REQUIREMENT:
Reproduce the following entries exactly, leaving nothing out.

EXERCISE DATA Block Start

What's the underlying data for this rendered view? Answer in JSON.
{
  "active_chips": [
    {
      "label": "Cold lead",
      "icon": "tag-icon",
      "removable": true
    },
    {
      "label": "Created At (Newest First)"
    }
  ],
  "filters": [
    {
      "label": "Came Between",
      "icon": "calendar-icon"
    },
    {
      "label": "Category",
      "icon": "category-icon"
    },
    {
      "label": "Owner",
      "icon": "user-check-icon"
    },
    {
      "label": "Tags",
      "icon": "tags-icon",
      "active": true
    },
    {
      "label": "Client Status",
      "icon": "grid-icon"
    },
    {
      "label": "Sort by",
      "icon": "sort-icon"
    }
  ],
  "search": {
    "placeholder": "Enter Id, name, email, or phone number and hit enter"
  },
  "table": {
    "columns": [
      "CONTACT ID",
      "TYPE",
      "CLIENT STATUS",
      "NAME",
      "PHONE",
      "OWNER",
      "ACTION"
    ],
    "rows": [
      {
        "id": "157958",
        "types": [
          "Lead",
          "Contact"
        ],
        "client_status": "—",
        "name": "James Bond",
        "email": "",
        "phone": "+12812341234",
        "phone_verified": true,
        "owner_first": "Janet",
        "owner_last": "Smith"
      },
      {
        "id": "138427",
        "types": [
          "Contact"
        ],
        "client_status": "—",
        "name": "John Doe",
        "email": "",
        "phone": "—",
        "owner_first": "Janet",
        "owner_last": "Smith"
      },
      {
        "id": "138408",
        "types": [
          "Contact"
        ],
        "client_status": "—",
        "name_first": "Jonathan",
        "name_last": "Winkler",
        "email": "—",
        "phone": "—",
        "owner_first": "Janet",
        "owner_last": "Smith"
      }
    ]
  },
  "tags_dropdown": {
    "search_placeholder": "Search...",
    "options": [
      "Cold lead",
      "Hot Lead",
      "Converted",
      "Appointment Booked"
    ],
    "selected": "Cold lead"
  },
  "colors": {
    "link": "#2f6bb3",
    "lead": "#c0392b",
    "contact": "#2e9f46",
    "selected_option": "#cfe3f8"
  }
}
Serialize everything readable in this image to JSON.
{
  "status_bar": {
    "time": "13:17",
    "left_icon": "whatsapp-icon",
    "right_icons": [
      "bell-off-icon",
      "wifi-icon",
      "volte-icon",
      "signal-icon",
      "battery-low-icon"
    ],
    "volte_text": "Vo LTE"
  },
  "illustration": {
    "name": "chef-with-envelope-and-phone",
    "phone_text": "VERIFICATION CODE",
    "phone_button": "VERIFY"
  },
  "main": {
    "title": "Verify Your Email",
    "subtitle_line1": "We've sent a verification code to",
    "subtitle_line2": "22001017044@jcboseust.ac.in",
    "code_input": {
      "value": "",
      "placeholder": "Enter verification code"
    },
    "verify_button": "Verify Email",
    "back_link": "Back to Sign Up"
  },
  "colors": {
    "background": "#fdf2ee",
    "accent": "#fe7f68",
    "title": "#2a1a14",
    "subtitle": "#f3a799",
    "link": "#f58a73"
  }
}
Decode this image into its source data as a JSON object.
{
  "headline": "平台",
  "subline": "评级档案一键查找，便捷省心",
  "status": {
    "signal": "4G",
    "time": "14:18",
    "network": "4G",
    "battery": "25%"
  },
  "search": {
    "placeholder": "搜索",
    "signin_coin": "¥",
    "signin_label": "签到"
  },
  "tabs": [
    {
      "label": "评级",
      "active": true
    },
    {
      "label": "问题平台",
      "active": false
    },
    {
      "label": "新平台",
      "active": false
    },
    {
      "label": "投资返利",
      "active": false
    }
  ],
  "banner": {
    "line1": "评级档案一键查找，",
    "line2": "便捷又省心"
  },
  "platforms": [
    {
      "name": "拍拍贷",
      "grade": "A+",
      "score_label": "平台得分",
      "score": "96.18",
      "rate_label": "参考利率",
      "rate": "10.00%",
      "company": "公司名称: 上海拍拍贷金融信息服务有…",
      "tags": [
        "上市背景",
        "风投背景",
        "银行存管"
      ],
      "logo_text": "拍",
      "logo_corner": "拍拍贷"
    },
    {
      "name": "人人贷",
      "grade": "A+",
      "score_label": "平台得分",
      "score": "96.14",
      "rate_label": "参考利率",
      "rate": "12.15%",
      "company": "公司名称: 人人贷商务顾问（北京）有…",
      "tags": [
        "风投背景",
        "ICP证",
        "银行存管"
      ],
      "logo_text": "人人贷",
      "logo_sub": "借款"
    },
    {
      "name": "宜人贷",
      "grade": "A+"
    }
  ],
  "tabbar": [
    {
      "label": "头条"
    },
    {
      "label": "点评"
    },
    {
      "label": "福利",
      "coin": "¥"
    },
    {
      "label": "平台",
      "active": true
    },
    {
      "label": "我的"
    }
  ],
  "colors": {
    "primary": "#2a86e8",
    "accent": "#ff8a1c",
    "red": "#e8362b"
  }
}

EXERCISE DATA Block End

REPLY TO THE EXERCISE:
What's the underlying data for this rendered view? Answer in JSON.
{
  "active_chips": [
    {
      "label": "Cold lead",
      "icon": "tag-icon",
      "removable": true
    },
    {
      "label": "Created At (Newest First)"
    }
  ],
  "filters": [
    {
      "label": "Came Between",
      "icon": "calendar-icon"
    },
    {
      "label": "Category",
      "icon": "category-icon"
    },
    {
      "label": "Owner",
      "icon": "user-check-icon"
    },
    {
      "label": "Tags",
      "icon": "tags-icon",
      "active": true
    },
    {
      "label": "Client Status",
      "icon": "grid-icon"
    },
    {
      "label": "Sort by",
      "icon": "sort-icon"
    }
  ],
  "search": {
    "placeholder": "Enter Id, name, email, or phone number and hit enter"
  },
  "table": {
    "columns": [
      "CONTACT ID",
      "TYPE",
      "CLIENT STATUS",
      "NAME",
      "PHONE",
      "OWNER",
      "ACTION"
    ],
    "rows": [
      {
        "id": "157958",
        "types": [
          "Lead",
          "Contact"
        ],
        "client_status": "—",
        "name": "James Bond",
        "email": "",
        "phone": "+12812341234",
        "phone_verified": true,
        "owner_first": "Janet",
        "owner_last": "Smith"
      },
      {
        "id": "138427",
        "types": [
          "Contact"
        ],
        "client_status": "—",
        "name": "John Doe",
        "email": "",
        "phone": "—",
        "owner_first": "Janet",
        "owner_last": "Smith"
      },
      {
        "id": "138408",
        "types": [
          "Contact"
        ],
        "client_status": "—",
        "name_first": "Jonathan",
        "name_last": "Winkler",
        "email": "—",
        "phone": "—",
        "owner_first": "Janet",
        "owner_last": "Smith"
      }
    ]
  },
  "tags_dropdown": {
    "search_placeholder": "Search...",
    "options": [
      "Cold lead",
      "Hot Lead",
      "Converted",
      "Appointment Booked"
    ],
    "selected": "Cold lead"
  },
  "colors": {
    "link": "#2f6bb3",
    "lead": "#c0392b",
    "contact": "#2e9f46",
    "selected_option": "#cfe3f8"
  }
}
Serialize everything readable in this image to JSON.
{
  "status_bar": {
    "time": "13:17",
    "left_icon": "whatsapp-icon",
    "right_icons": [
      "bell-off-icon",
      "wifi-icon",
      "volte-icon",
      "signal-icon",
      "battery-low-icon"
    ],
    "volte_text": "Vo LTE"
  },
  "illustration": {
    "name": "chef-with-envelope-and-phone",
    "phone_text": "VERIFICATION CODE",
    "phone_button": "VERIFY"
  },
  "main": {
    "title": "Verify Your Email",
    "subtitle_line1": "We've sent a verification code to",
    "subtitle_line2": "22001017044@jcboseust.ac.in",
    "code_input": {
      "value": "",
      "placeholder": "Enter verification code"
    },
    "verify_button": "Verify Email",
    "back_link": "Back to Sign Up"
  },
  "colors": {
    "background": "#fdf2ee",
    "accent": "#fe7f68",
    "title": "#2a1a14",
    "subtitle": "#f3a799",
    "link": "#f58a73"
  }
}
Decode this image into its source data as a JSON object.
{
  "headline": "平台",
  "subline": "评级档案一键查找，便捷省心",
  "status": {
    "signal": "4G",
    "time": "14:18",
    "network": "4G",
    "battery": "25%"
  },
  "search": {
    "placeholder": "搜索",
    "signin_coin": "¥",
    "signin_label": "签到"
  },
  "tabs": [
    {
      "label": "评级",
      "active": true
    },
    {
      "label": "问题平台",
      "active": false
    },
    {
      "label": "新平台",
      "active": false
    },
    {
      "label": "投资返利",
      "active": false
    }
  ],
  "banner": {
    "line1": "评级档案一键查找，",
    "line2": "便捷又省心"
  },
  "platforms": [
    {
      "name": "拍拍贷",
      "grade": "A+",
      "score_label": "平台得分",
      "score": "96.18",
      "rate_label": "参考利率",
      "rate": "10.00%",
      "company": "公司名称: 上海拍拍贷金融信息服务有…",
      "tags": [
        "上市背景",
        "风投背景",
        "银行存管"
      ],
      "logo_text": "拍",
      "logo_corner": "拍拍贷"
    },
    {
      "name": "人人贷",
      "grade": "A+",
      "score_label": "平台得分",
      "score": "96.14",
      "rate_label": "参考利率",
      "rate": "12.15%",
      "company": "公司名称: 人人贷商务顾问（北京）有…",
      "tags": [
        "风投背景",
        "ICP证",
        "银行存管"
      ],
      "logo_text": "人人贷",
      "logo_sub": "借款"
    },
    {
      "name": "宜人贷",
      "grade": "A+"
    }
  ],
  "tabbar": [
    {
      "label": "头条"
    },
    {
      "label": "点评"
    },
    {
      "label": "福利",
      "coin": "¥"
    },
    {
      "label": "平台",
      "active": true
    },
    {
      "label": "我的"
    }
  ],
  "colors": {
    "primary": "#2a86e8",
    "accent": "#ff8a1c",
    "red": "#e8362b"
  }
}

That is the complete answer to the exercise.